▶ **What this task involves**:
Pick each line containing the word "联系我们" out of the data below.

▶ **Extracted material**:
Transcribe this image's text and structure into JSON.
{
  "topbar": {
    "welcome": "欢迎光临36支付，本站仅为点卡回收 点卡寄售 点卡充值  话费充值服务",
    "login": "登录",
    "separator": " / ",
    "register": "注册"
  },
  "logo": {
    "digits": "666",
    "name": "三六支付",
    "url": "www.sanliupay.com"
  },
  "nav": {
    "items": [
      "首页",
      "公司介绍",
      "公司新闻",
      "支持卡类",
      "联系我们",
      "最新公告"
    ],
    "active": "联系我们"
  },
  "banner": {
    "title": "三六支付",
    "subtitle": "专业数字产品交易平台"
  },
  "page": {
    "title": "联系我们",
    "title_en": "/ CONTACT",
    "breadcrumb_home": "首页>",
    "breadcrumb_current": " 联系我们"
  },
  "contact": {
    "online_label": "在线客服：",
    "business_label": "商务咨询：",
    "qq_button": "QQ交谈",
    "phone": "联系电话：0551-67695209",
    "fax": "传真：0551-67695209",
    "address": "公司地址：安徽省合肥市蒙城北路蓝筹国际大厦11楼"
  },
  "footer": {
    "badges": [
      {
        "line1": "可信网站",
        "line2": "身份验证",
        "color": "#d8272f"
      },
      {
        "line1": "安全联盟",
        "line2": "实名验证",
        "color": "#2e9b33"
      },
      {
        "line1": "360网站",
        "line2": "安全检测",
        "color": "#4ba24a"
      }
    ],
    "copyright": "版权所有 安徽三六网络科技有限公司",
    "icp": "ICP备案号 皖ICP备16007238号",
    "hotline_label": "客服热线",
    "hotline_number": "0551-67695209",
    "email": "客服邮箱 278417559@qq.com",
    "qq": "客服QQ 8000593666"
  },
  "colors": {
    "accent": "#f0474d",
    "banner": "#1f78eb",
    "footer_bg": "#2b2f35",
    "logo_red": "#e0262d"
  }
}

▶ **Answer space**:
      "联系我们",
    "active": "联系我们"
    "title": "联系我们",
    "breadcrumb_current": " 联系我们"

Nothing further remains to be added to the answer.